Could you repeat the records below exactly, without the pictures?
--- Record set Enclosed Below ---
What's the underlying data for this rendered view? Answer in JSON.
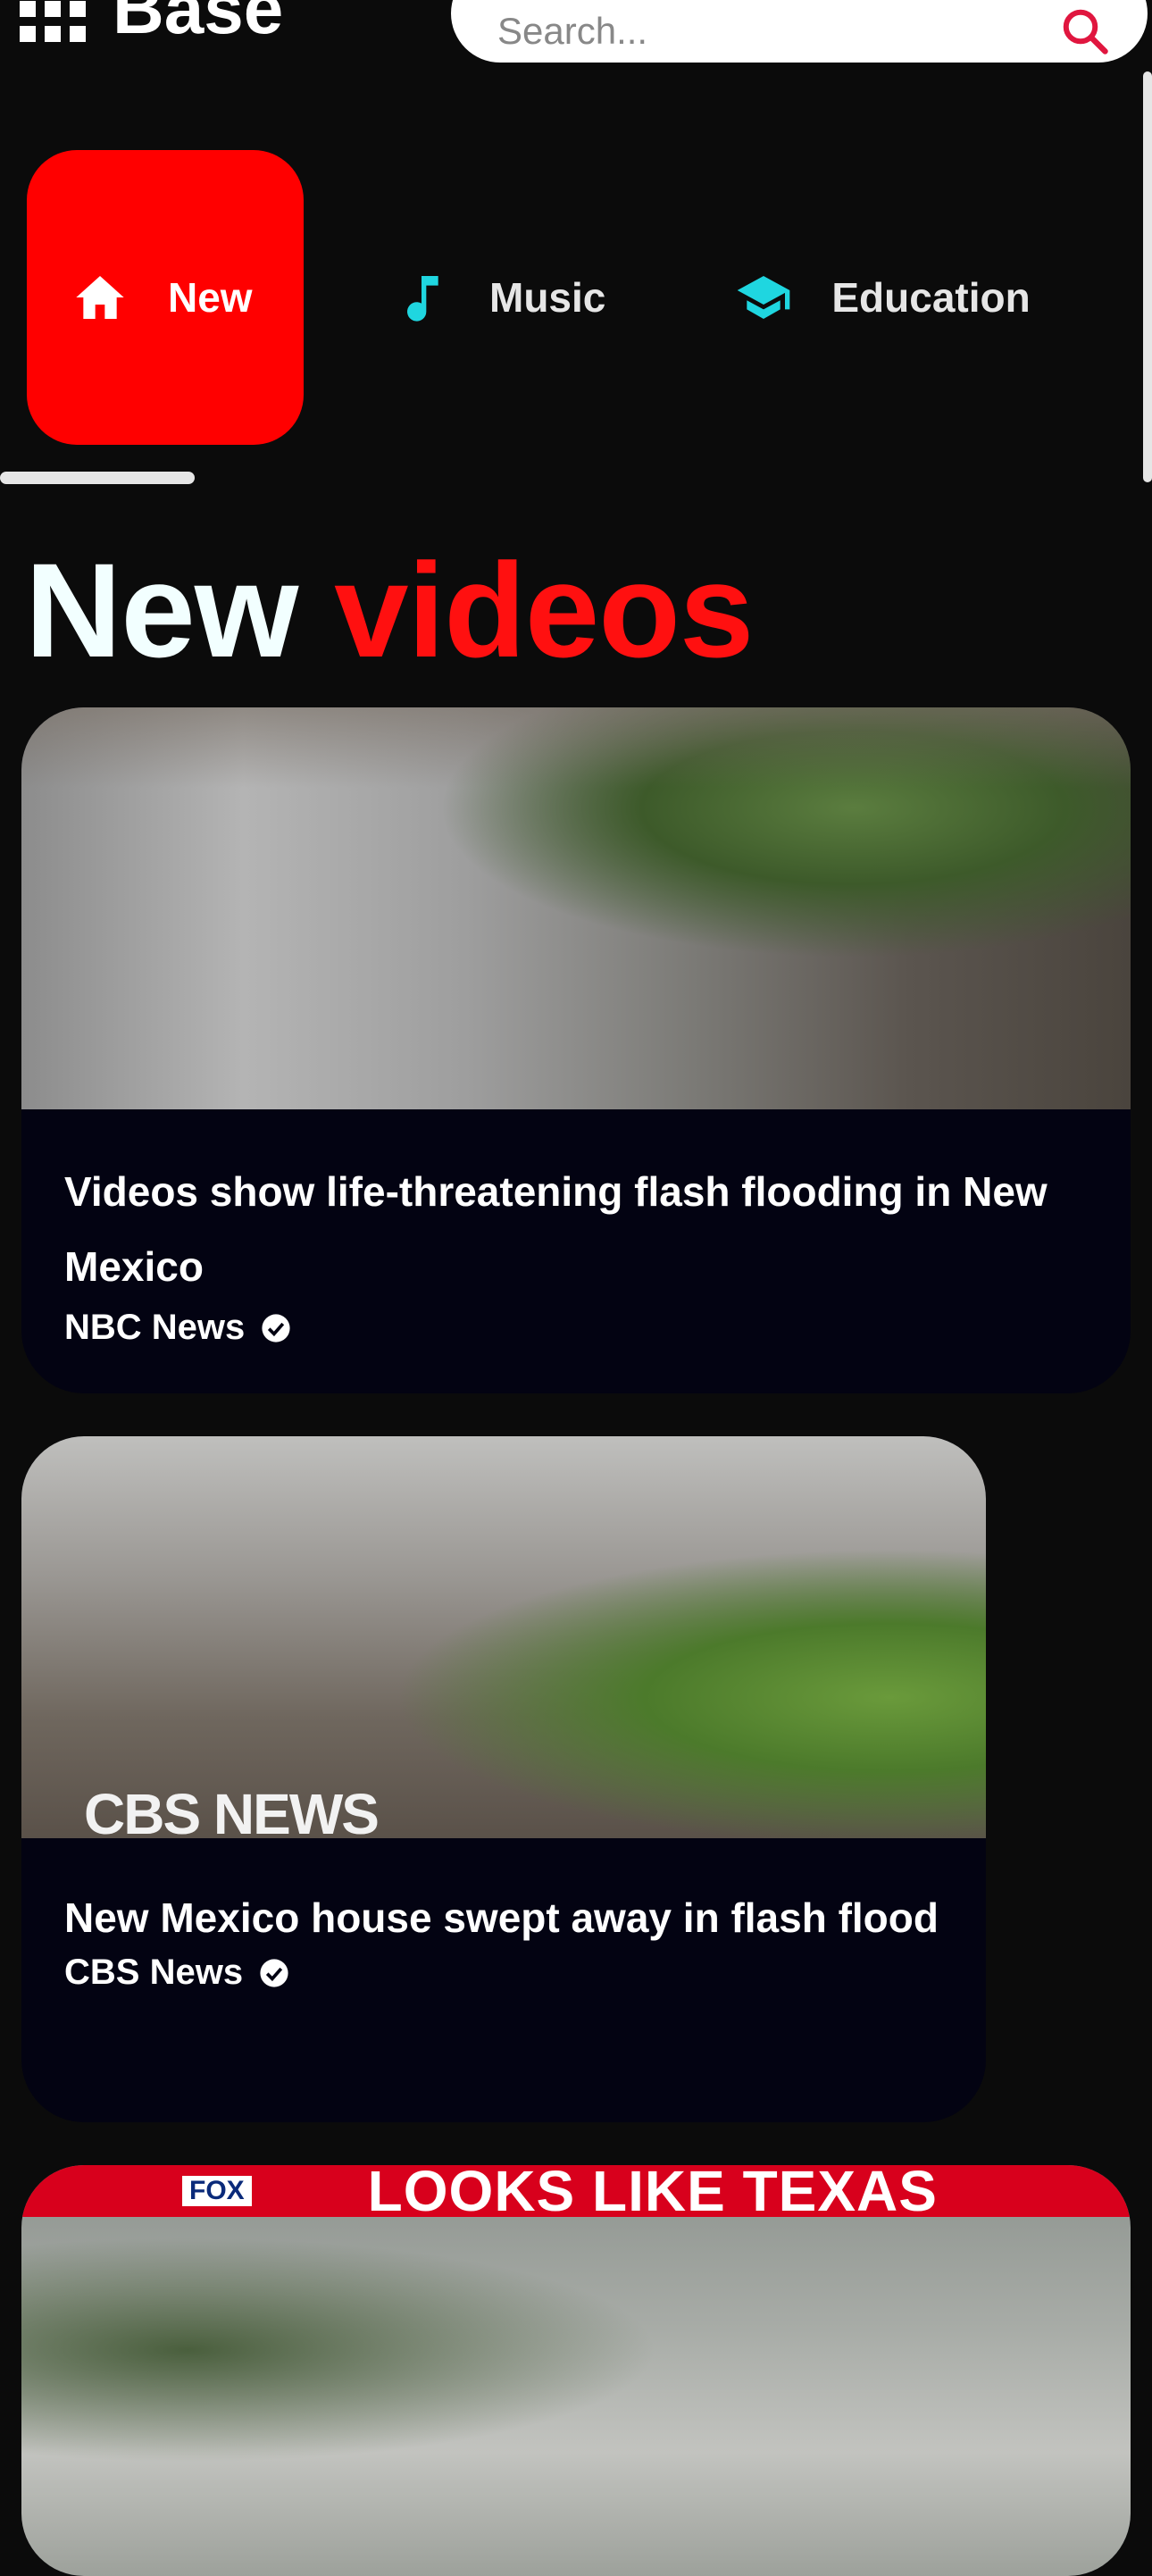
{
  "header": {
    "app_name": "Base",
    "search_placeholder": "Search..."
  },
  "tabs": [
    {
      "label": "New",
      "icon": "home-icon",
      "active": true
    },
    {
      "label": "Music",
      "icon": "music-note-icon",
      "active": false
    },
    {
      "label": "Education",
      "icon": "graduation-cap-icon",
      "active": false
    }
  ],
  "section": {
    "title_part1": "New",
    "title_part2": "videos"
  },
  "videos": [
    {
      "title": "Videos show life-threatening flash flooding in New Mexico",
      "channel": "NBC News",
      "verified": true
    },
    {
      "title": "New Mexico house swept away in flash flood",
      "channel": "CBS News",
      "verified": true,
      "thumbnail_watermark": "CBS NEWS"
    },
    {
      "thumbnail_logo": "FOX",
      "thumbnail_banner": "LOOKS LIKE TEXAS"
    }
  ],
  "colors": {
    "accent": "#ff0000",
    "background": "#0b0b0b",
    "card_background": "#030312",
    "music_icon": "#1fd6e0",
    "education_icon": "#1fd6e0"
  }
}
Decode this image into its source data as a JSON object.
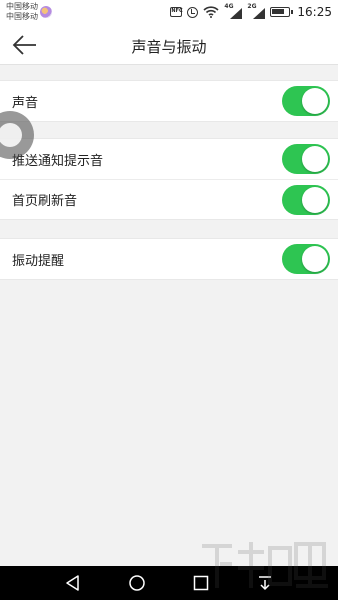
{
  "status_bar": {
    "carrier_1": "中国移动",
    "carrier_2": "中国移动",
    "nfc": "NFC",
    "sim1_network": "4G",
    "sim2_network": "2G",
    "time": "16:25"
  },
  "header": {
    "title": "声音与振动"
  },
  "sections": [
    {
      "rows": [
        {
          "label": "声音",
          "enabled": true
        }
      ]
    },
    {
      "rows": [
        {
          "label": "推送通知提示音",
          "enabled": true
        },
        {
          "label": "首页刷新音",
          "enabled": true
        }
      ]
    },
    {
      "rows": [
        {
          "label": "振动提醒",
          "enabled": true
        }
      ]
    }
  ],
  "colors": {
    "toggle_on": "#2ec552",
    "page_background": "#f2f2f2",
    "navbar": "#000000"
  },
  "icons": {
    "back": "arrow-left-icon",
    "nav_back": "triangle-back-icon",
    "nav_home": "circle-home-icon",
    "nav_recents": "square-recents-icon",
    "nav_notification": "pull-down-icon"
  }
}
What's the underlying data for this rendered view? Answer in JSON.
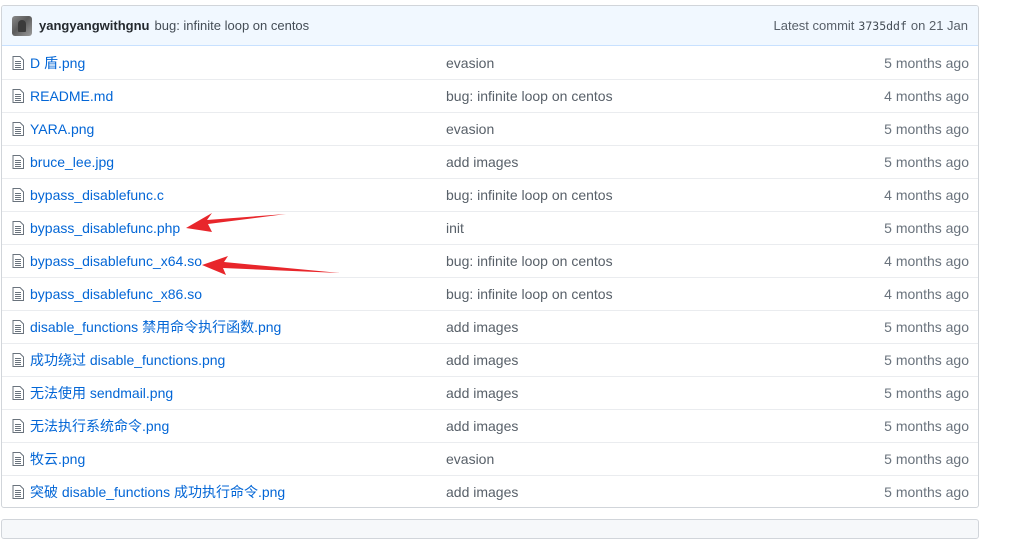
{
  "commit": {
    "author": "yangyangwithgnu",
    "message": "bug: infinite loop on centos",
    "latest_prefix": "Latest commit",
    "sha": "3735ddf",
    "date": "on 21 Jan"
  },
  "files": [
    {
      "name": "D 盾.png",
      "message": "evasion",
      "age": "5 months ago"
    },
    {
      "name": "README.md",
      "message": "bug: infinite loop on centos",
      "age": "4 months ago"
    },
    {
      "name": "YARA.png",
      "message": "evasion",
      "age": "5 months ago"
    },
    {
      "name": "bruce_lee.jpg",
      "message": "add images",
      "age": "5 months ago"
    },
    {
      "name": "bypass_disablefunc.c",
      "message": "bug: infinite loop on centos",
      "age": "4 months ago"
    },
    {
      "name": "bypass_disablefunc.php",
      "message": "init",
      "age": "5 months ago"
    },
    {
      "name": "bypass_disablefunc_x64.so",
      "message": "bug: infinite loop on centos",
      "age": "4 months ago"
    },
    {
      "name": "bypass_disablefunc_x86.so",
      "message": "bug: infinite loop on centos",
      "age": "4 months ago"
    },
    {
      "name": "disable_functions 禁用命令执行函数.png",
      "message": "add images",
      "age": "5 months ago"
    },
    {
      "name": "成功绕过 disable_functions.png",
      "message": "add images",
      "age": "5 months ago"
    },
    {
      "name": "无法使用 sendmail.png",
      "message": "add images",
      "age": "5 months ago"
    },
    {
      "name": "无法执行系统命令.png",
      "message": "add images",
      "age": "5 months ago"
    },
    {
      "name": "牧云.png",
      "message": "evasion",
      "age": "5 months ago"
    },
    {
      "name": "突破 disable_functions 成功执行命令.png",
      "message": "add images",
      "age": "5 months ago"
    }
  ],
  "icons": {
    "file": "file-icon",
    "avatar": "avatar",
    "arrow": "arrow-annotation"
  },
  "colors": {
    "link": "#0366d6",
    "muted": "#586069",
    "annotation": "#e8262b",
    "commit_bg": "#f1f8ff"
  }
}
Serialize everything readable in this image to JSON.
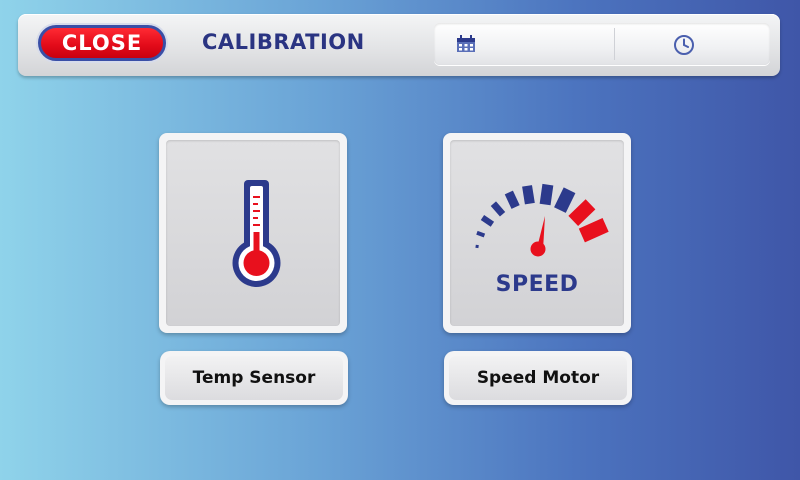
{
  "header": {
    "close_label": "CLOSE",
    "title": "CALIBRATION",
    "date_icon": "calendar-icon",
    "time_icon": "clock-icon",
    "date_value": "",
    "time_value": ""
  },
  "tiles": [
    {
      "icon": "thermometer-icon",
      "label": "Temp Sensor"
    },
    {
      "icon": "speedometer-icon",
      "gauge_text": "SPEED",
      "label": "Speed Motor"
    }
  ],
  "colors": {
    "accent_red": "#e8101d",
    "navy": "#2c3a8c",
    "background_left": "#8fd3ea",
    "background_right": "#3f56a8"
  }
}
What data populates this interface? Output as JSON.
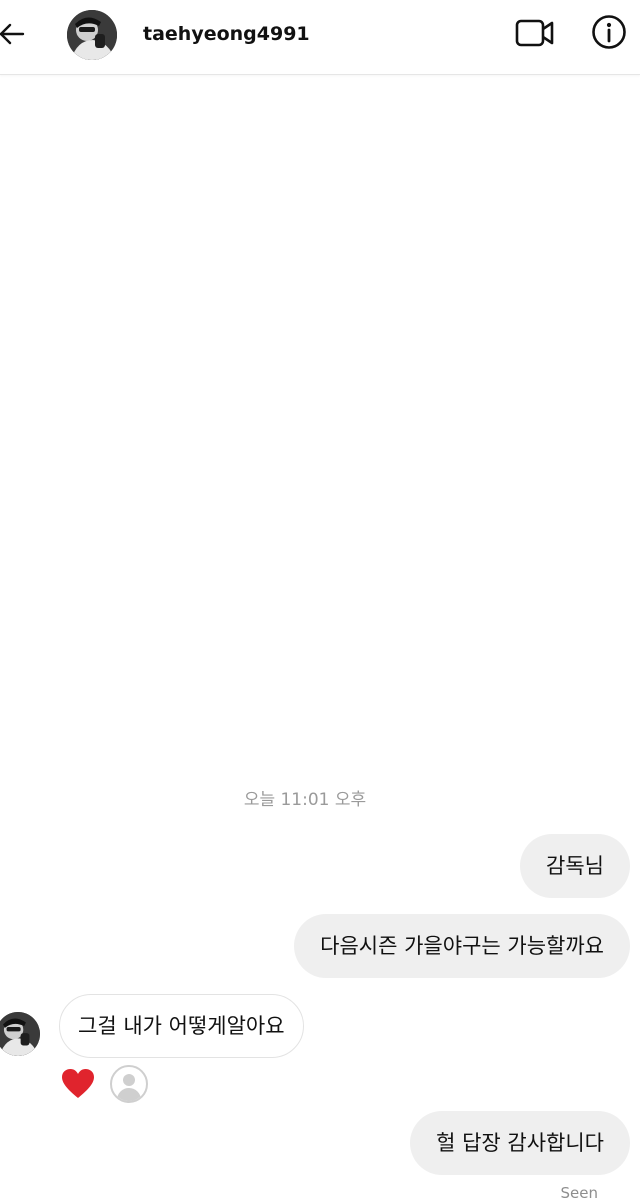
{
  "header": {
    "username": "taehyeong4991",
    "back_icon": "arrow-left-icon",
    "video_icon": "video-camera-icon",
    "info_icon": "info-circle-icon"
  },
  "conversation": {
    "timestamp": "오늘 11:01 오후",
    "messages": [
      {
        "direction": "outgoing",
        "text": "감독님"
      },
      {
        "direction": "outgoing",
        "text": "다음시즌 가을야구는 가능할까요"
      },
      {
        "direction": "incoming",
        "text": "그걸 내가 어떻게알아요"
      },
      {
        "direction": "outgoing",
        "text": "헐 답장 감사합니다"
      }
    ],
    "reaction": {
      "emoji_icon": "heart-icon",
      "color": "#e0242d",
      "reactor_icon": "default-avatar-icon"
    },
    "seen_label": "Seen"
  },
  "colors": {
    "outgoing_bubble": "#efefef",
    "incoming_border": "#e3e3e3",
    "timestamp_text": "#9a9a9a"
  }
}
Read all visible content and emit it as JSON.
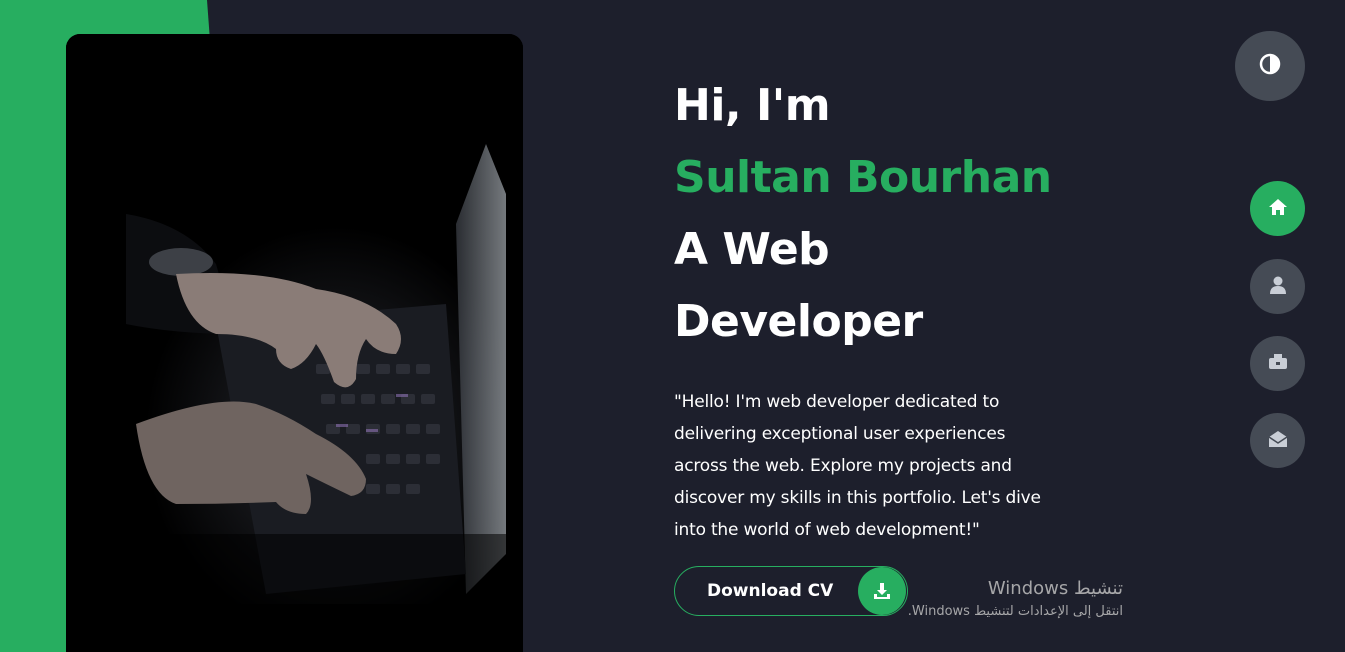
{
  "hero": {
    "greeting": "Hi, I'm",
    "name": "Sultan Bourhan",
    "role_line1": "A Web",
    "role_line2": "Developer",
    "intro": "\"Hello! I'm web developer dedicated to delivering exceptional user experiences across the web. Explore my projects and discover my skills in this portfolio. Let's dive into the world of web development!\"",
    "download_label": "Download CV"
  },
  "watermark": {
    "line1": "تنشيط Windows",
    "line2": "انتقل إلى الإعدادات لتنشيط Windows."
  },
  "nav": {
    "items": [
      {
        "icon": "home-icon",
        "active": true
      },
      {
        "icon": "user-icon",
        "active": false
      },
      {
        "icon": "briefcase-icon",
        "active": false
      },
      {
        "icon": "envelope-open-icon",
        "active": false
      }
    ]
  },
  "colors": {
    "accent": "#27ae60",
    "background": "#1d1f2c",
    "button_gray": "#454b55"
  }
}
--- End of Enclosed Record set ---
▶ _Your solution_:
What's the underlying data for this rendered view? Answer in JSON.
{
  "header": {
    "app_name": "Base",
    "search_placeholder": "Search..."
  },
  "tabs": [
    {
      "label": "New",
      "icon": "home-icon",
      "active": true
    },
    {
      "label": "Music",
      "icon": "music-note-icon",
      "active": false
    },
    {
      "label": "Education",
      "icon": "graduation-cap-icon",
      "active": false
    }
  ],
  "section": {
    "title_part1": "New",
    "title_part2": "videos"
  },
  "videos": [
    {
      "title": "Videos show life-threatening flash flooding in New Mexico",
      "channel": "NBC News",
      "verified": true
    },
    {
      "title": "New Mexico house swept away in flash flood",
      "channel": "CBS News",
      "verified": true,
      "thumbnail_watermark": "CBS NEWS"
    },
    {
      "thumbnail_logo": "FOX",
      "thumbnail_banner": "LOOKS LIKE TEXAS"
    }
  ],
  "colors": {
    "accent": "#ff0000",
    "background": "#0b0b0b",
    "card_background": "#030312",
    "music_icon": "#1fd6e0",
    "education_icon": "#1fd6e0"
  }
}
Decode this image into its source data as a JSON object.
{
  "status_bar": {
    "carrier_1": "中国移动",
    "carrier_2": "中国移动",
    "nfc": "NFC",
    "sim1_network": "4G",
    "sim2_network": "2G",
    "time": "16:25"
  },
  "header": {
    "title": "声音与振动"
  },
  "sections": [
    {
      "rows": [
        {
          "label": "声音",
          "enabled": true
        }
      ]
    },
    {
      "rows": [
        {
          "label": "推送通知提示音",
          "enabled": true
        },
        {
          "label": "首页刷新音",
          "enabled": true
        }
      ]
    },
    {
      "rows": [
        {
          "label": "振动提醒",
          "enabled": true
        }
      ]
    }
  ],
  "colors": {
    "toggle_on": "#2ec552",
    "page_background": "#f2f2f2",
    "navbar": "#000000"
  },
  "icons": {
    "back": "arrow-left-icon",
    "nav_back": "triangle-back-icon",
    "nav_home": "circle-home-icon",
    "nav_recents": "square-recents-icon",
    "nav_notification": "pull-down-icon"
  }
}
What's the underlying data for this rendered view? Answer in JSON.
{
  "commit": {
    "author": "yangyangwithgnu",
    "message": "bug: infinite loop on centos",
    "latest_prefix": "Latest commit",
    "sha": "3735ddf",
    "date": "on 21 Jan"
  },
  "files": [
    {
      "name": "D 盾.png",
      "message": "evasion",
      "age": "5 months ago"
    },
    {
      "name": "README.md",
      "message": "bug: infinite loop on centos",
      "age": "4 months ago"
    },
    {
      "name": "YARA.png",
      "message": "evasion",
      "age": "5 months ago"
    },
    {
      "name": "bruce_lee.jpg",
      "message": "add images",
      "age": "5 months ago"
    },
    {
      "name": "bypass_disablefunc.c",
      "message": "bug: infinite loop on centos",
      "age": "4 months ago"
    },
    {
      "name": "bypass_disablefunc.php",
      "message": "init",
      "age": "5 months ago"
    },
    {
      "name": "bypass_disablefunc_x64.so",
      "message": "bug: infinite loop on centos",
      "age": "4 months ago"
    },
    {
      "name": "bypass_disablefunc_x86.so",
      "message": "bug: infinite loop on centos",
      "age": "4 months ago"
    },
    {
      "name": "disable_functions 禁用命令执行函数.png",
      "message": "add images",
      "age": "5 months ago"
    },
    {
      "name": "成功绕过 disable_functions.png",
      "message": "add images",
      "age": "5 months ago"
    },
    {
      "name": "无法使用 sendmail.png",
      "message": "add images",
      "age": "5 months ago"
    },
    {
      "name": "无法执行系统命令.png",
      "message": "add images",
      "age": "5 months ago"
    },
    {
      "name": "牧云.png",
      "message": "evasion",
      "age": "5 months ago"
    },
    {
      "name": "突破 disable_functions 成功执行命令.png",
      "message": "add images",
      "age": "5 months ago"
    }
  ],
  "icons": {
    "file": "file-icon",
    "avatar": "avatar",
    "arrow": "arrow-annotation"
  },
  "colors": {
    "link": "#0366d6",
    "muted": "#586069",
    "annotation": "#e8262b",
    "commit_bg": "#f1f8ff"
  }
}
Serialize everything readable in this image to JSON.
{
  "header": {
    "close_label": "CLOSE",
    "title": "CALIBRATION",
    "date_icon": "calendar-icon",
    "time_icon": "clock-icon",
    "date_value": "",
    "time_value": ""
  },
  "tiles": [
    {
      "icon": "thermometer-icon",
      "label": "Temp Sensor"
    },
    {
      "icon": "speedometer-icon",
      "gauge_text": "SPEED",
      "label": "Speed Motor"
    }
  ],
  "colors": {
    "accent_red": "#e8101d",
    "navy": "#2c3a8c",
    "background_left": "#8fd3ea",
    "background_right": "#3f56a8"
  }
}
What data populates this interface? Output as JSON.
{
  "header": {
    "username": "taehyeong4991",
    "back_icon": "arrow-left-icon",
    "video_icon": "video-camera-icon",
    "info_icon": "info-circle-icon"
  },
  "conversation": {
    "timestamp": "오늘 11:01 오후",
    "messages": [
      {
        "direction": "outgoing",
        "text": "감독님"
      },
      {
        "direction": "outgoing",
        "text": "다음시즌 가을야구는 가능할까요"
      },
      {
        "direction": "incoming",
        "text": "그걸 내가 어떻게알아요"
      },
      {
        "direction": "outgoing",
        "text": "헐 답장 감사합니다"
      }
    ],
    "reaction": {
      "emoji_icon": "heart-icon",
      "color": "#e0242d",
      "reactor_icon": "default-avatar-icon"
    },
    "seen_label": "Seen"
  },
  "colors": {
    "outgoing_bubble": "#efefef",
    "incoming_border": "#e3e3e3",
    "timestamp_text": "#9a9a9a"
  }
}
Read all visible content and emit it as JSON.
{
  "hero": {
    "greeting": "Hi, I'm",
    "name": "Sultan Bourhan",
    "role_line1": "A Web",
    "role_line2": "Developer",
    "intro": "\"Hello! I'm web developer dedicated to delivering exceptional user experiences across the web. Explore my projects and discover my skills in this portfolio. Let's dive into the world of web development!\"",
    "download_label": "Download CV"
  },
  "watermark": {
    "line1": "تنشيط Windows",
    "line2": "انتقل إلى الإعدادات لتنشيط Windows."
  },
  "nav": {
    "items": [
      {
        "icon": "home-icon",
        "active": true
      },
      {
        "icon": "user-icon",
        "active": false
      },
      {
        "icon": "briefcase-icon",
        "active": false
      },
      {
        "icon": "envelope-open-icon",
        "active": false
      }
    ]
  },
  "colors": {
    "accent": "#27ae60",
    "background": "#1d1f2c",
    "button_gray": "#454b55"
  }
}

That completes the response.